A 6-foot-10, 230-pound forward, Ridley was the eighth-ranked recruit in the Class of 2012. He hardly lived up to that billing as a freshman. Ridley ballooned to 270 pounds and averaged just 4.1 points and 4.3 rebounds for a Texas squad that went 16-18 and missed the NCAA tournament for the first time in Rick Barnes' 14 seasons. Ridley, who has reportedly improved his conditioning, needs to step up in a huge way if the Longhorns want to catapult back into the upper echelon of the Big 12 and return to the postseason. He and forward Jonathan Holmes could form an imposing frontcourt.
Texas Tech: Jordan Tolbert
The death of his father and the messy situation surrounding the Red Raiders' program took a toll on Tolbert during the early portions of last season. Still, any Big 12 coach will tell you this is Texas Tech's best player. He averaged 9.9 points on the season and 11.7 points in his last 15 games. A 6-foot-7 forward, Tolbert is among of a handful of returning players who will give the Red Raiders an outside chance at a postseason berth in Tubby Smith's first season in Lubbock.
West Virginia: Eron Harris

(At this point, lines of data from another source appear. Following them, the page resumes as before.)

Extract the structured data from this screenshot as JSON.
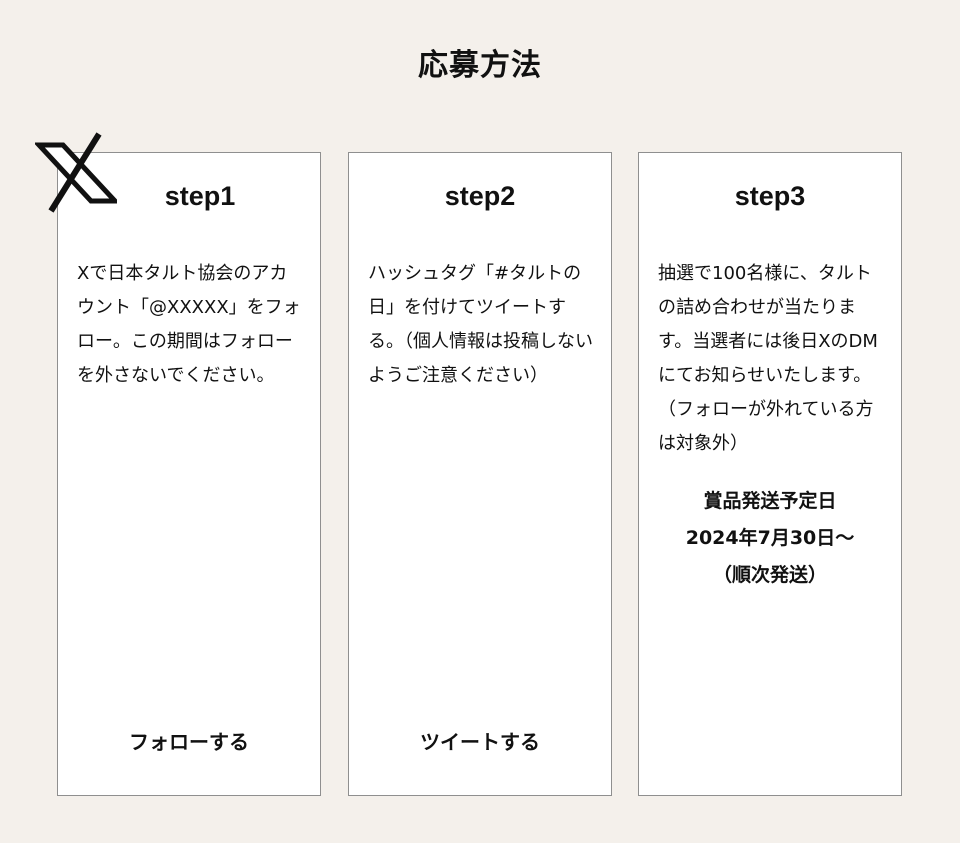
{
  "page": {
    "title": "応募方法"
  },
  "steps": [
    {
      "heading": "step1",
      "text": "Xで日本タルト協会のアカウント「@XXXXX」をフォロー。この期間はフォローを外さないでください。",
      "button_label": "フォローする"
    },
    {
      "heading": "step2",
      "text": "ハッシュタグ「#タルトの日」を付けてツイートする。（個人情報は投稿しないようご注意ください）",
      "button_label": "ツイートする"
    },
    {
      "heading": "step3",
      "text": "抽選で100名様に、タルトの詰め合わせが当たります。当選者には後日XのDMにてお知らせいたします。（フォローが外れている方は対象外）",
      "schedule": {
        "label": "賞品発送予定日",
        "date": "2024年7月30日〜",
        "note": "（順次発送）"
      }
    }
  ],
  "icons": {
    "x_logo": "x-logo-icon"
  },
  "colors": {
    "background": "#f4f0eb",
    "card": "#ffffff",
    "border": "#8f8f8f",
    "text": "#111111"
  }
}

A 6-foot-2 guard, Harris was a rare bright spot in one of the most forgettable seasons of Bob Huggins' career. Harris averaged a team-high 9.8 points as a freshman and scored in double figures in 13 of his final 17 games. Included in that stretch was a 25-point effort against Baylor and a 23-point outburst against Oklahoma. With Jabarie Hinds and Aaric Murray transferring and Deniz Kilicli graduated, Harris will be the focal point of opposing defenses in 2013-14.
Fraschilla: Big 12 Power Rankings
There was a time this spring, after Oklahoma State's Marcus Smart elected to return to school, that it looked as if Kansas' Big 12 title streak would be in serious jeopardy. But after the Jayhawks finished the offseason with another stellar recruiting class, the road to that title will still go through Lawrence.
Bill Self's team is searching for a 10th straight Big 12 championship, but both the Cowboys and the Baylor Bears have the talent to dethrone them this season. Iowa State and Oklahoma are coming off NCAA appearances and their programs have been stabilized by the outstanding coaching of Fred Hoiberg and Lon Kruger. And Bruce Weber is hoping to continue a string of four consecutive appearances by Kansas State in the tournament as well.
At the bottom of the conference, Texas Tech, Texas, TCU and West Virginia are all in various stages of rebuilding.
1. Kansas: While much of the attention this coming season will fall on shoulders of freshman Andrew Wiggins, the nation's No. 1 recruit in 2013, Self has a cadre of outstanding young talent. Perry Ellis, a 6-foot-8 sophomore forward, should pick up where he left off last season, making the Big 12 All-Tournament team. And though freshmen Wayne Selden and Joel Embiid may not be on a one-and-done path, few expect them to be at Kansas all four seasons. They are that talented.
To see how Fraschilla ranks the Big 12 from 2 to 10, read the rest of his Insider predictions here.
Heslip Looks To Regain Form
Brady Heslip's importance rose quickly as the spot shooter on a deep Baylor team that reached the Elite Eight two years ago. And if Baylor is going to get back to the NCAA tournament after a year in the NIT, one of the reasons will likely be because Heslip has snapped out of shooting slump.
The Bears had length and size inside but used the 3-point shooting of Heslip to catch teams off guard. His nine 3s in an NCAA tournament third-round win over Colorado were the difference in advancing the Bears.
But the numbers were down last year for him and Baylor. Sure, he started and finished the season strong with eight 3-pointers against St. John's in November and against Long Beach State in the NIT in March. But inconsistency in between led to fewer 3s made (83 compared to 100 the season before), a lower 3-point percentage (.386 compared to .455) and a fewer points per game (8.6 compared to 10.2).
Heslip said the departure of Quincy Acy off the Elite Eight team changed the dynamic of last season's team. He didn't get as many shots off, nor was he featured as much last season. He said the leadership wasn't there as much as the year before.
To read the rest of Andy Katz's story on Heslip, click here.